It was a trick to balance feature set and price. I knew that I wanted something waterproof, but there were several possibilities. I started off looking at the Canon D10, which looked like it was going to be a great camera, but the cost was higher than I wanted to go. It also looked a bit clunky and bulky to me. On the opposite end was the Vivitar 6200W. It was certainly cheap enough, but that came at too high a cost in lost features – no optical zoom, AA batteries, only 6 mp, and a long list of other deficiencies. That narrowed it down to the Olympus waterproof series, the Panasonic waterproof cameras, and Fujifilm cameras rounding out the middle tiers.

I had two distinct criteria for this particular purchase. First, it had to be available locally. I have a paddling trip to Congaree National Park coming up this weekend, so I didn’t want to wait for an online order. I wanted instant gratification, and that ruled out the Panasonic cameras. Secondly, the price had to fall within a reasonable range of a couple of gift cards I had gotten for speaking and singing engagements. That ruled out the Canon and the upper end Olympus waterproofs. It finally came down to a battle between two cameras – the Z33 and the Olympus Stylus 550 waterproof camera. Continue reading “New Camera – Fujifilm Z33WP”

Summer Malaise

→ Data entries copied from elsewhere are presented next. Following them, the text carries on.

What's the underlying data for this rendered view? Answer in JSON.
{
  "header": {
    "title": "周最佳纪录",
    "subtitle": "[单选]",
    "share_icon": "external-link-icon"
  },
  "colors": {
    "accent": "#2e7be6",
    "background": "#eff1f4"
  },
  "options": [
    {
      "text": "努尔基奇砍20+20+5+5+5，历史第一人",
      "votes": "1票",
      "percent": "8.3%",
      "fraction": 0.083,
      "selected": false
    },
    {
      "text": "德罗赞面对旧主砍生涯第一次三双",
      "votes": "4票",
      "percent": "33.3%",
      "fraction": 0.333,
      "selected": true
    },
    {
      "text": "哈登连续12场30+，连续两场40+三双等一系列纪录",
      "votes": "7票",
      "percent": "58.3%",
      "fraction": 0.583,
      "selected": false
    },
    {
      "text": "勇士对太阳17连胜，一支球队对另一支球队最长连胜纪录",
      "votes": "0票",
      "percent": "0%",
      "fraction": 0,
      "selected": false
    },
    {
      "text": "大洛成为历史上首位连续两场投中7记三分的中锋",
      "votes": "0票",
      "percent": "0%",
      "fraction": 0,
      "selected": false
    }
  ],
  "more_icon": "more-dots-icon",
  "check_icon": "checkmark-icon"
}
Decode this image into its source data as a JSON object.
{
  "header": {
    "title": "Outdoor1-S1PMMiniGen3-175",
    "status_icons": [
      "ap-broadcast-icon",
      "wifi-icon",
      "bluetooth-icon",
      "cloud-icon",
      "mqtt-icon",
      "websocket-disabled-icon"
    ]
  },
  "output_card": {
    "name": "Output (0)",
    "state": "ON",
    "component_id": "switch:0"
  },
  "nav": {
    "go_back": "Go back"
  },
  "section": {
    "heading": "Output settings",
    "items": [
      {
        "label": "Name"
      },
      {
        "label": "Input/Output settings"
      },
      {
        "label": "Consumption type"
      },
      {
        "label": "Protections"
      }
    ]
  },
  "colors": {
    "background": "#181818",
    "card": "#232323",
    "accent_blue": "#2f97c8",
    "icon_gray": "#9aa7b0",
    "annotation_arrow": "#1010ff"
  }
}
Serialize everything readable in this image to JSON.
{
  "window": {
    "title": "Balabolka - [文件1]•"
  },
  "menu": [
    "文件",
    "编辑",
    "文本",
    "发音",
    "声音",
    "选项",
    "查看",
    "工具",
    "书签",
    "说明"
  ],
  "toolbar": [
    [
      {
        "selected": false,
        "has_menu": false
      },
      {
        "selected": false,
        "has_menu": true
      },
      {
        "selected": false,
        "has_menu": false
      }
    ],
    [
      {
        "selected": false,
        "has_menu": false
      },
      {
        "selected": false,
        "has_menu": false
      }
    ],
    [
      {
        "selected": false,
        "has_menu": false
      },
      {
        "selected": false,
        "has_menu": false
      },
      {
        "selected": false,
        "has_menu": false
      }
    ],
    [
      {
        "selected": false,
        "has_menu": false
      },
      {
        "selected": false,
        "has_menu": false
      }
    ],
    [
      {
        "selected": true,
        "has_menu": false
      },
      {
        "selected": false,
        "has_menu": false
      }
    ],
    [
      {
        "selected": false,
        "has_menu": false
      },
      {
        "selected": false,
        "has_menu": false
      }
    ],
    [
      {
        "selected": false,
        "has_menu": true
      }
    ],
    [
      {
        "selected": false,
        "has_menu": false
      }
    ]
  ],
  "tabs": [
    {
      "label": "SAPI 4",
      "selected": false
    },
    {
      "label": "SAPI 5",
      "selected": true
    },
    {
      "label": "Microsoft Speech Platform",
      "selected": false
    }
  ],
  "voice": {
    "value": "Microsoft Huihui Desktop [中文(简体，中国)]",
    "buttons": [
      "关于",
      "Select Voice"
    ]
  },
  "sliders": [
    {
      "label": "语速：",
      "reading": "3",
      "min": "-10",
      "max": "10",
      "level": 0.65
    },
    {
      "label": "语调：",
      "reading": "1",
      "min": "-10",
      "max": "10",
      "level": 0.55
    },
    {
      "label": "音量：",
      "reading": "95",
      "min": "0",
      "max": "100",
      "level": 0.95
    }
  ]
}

During the summers we work a modified schedule in order to save energy costs. Monday-Thursday we work extended hours and our office is closed on Friday. Sounds like a fantastic idea. However, those long days can get to be really long, especially since I usually get up at 5:00 am to make it to work. … Continue reading Summer Malaise